I spent part of Saturday target shooting in our creek bottom with my oldest son and his wife. Of course I 'posed' for this shot [the pistol is empty and doesn't even have a clip in it]...goofing off. Joy and I wear the ear 'muffs' to deaden the sound of their .45, and the two shot guns. The 'muffs' didn't exactly fit my Elmer Fudd hat well. I think that is apparent in the photo!

The Tin Can War:
We faced off the tin cans with an arsenal of firearms. My favorite being the .22 caliber rifle and my pistol.
The Cans lined up menacingly on the dirt creek bank. They glistened with all their silver glory just leering at us. I'm sure I could hear them shouting obscenities at us...
I was sure one of them called me a foul name.
I was sure they were gathering for an attack.
One can never be sure of sneaky Tin Cans lurking in the woodlands.
Lucky we had come armed as we did. Or the Tin Can War could have ended tragically.
A super hero showed up in camo and blasted the rest of them away...the ones that had been circling to attack!
Yep, we won, hands down. The Tin Cans were rounded up finally and sent to the recycling bin. A hard battle had been won.

video

Monday, November 05, 2007

Be Happy...


Life is good when you can get up in the morning and grab your favorite mule and with a 'leg up' from hubby, go for a quick spin in the fresh cold Wisconsin air. I consider myself terribly lucky. I was able to ride the ridgetop. I stopped with Badger and overlooked the expanse of sky and enjoyed the cold fresh air on my face.
Something unique happens while riding.
The worries of the world drop away.
Everything seems a bit brighter.
Everything seems a bit more alive.

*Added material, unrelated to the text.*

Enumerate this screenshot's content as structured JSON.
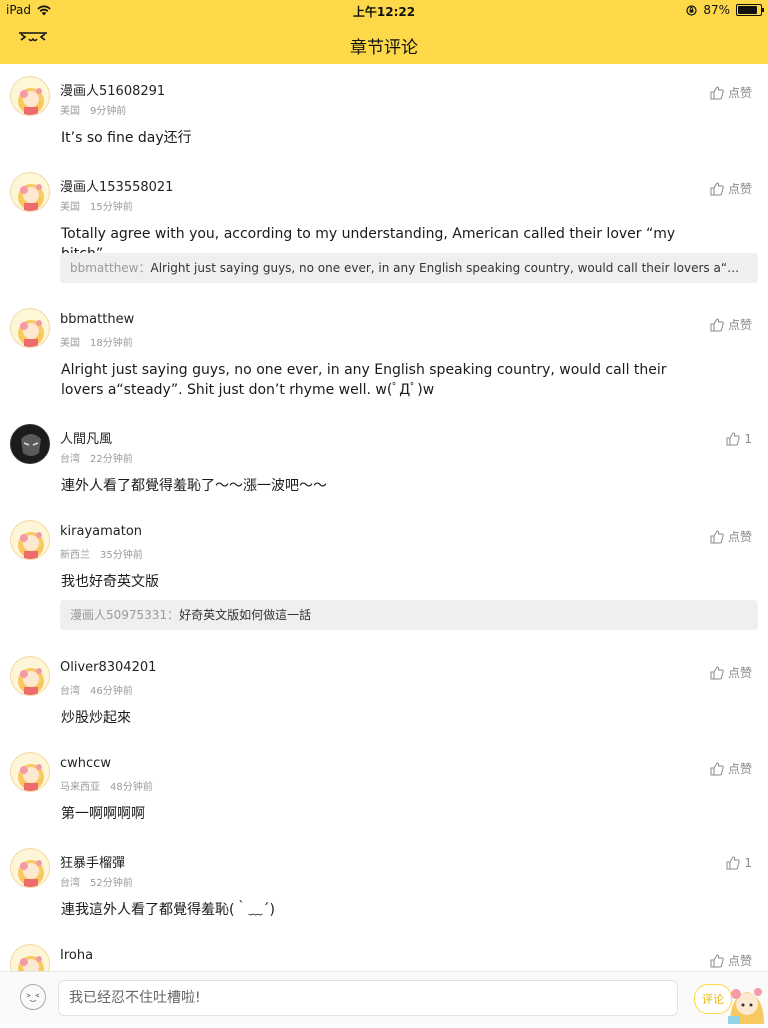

Of course when that hen pheasant flew out of the tall grass next to us, I 'spooked' as my mule went stiff legged.
That broke all the tension from work and school up...
I became very happy. I trotted and loped my mule out to the tobacco shed and then back home. I was all smiles when I got back.
And I really didn't want to get off.
Can't I just stay here all day...pleeeeezeee????
Oh well, I'm happy!

Saturday, November 03, 2007

What Dreams Are???


Dreams are often entertaining or have some strange meaning. Between school and continual storm clean up, I haven't been able to go riding much since August. I've been able to steal away a few precious rides, but not near enough to satisfy my 'riding cravings'. So....

Last night I dreamt we decided to go riding and we all had to pick out Breyer horses to ride!
Seriously.
We got on our Breyer horses and two of the folks that were with us had --- run a ways!
They must have gotten hurt badly because we couldn't find them or their horses, so we called the rescue squad.
Here comes the good part.
We searched the 'house' because it was a big house...and found the 'Breyer riders' laying in a closet with their Breyer horses.
Boy, now if that wasn't bad enough, the EMT turned to me and wanted to know why I called Rescue for plastic people.

Um.
Dreams do NOT make sense.
But I'm not riding any Breyers soon, they were way too wild!
BTW, the Breyer riders came out of it, and we found the horses in another closet...and one under the bed. [I think the Dust Bison, got it]

Friday, November 02, 2007

Sitting out by myself...


Thursday night I sat by the bonfire of broken trees while the sun lowered itself into the November night. I moved closer to the fire as the temperatures dropped. Morris snuggled in close to me ... I'm sure he did it to protect me from the Hoot Owl that was calling in the woods not far away.
There wasn't much to ponder, as it was...I just sat and stared into the flickering flames and embers. Once in a while there would be a loud pop and Morris would be startled.
I watched the sky turn from oranges to deep purples and pinks...to a black violet color dotted with stars.
Very peaceful. I wanted to stretch out there and not go back in the house.
The flames mesmerized me. I think I could have stayed there and let my mind wander for hours.
I mentioned to my hubby when I went in if perhaps when the 'kids' come to visit, if we should have a little campfire.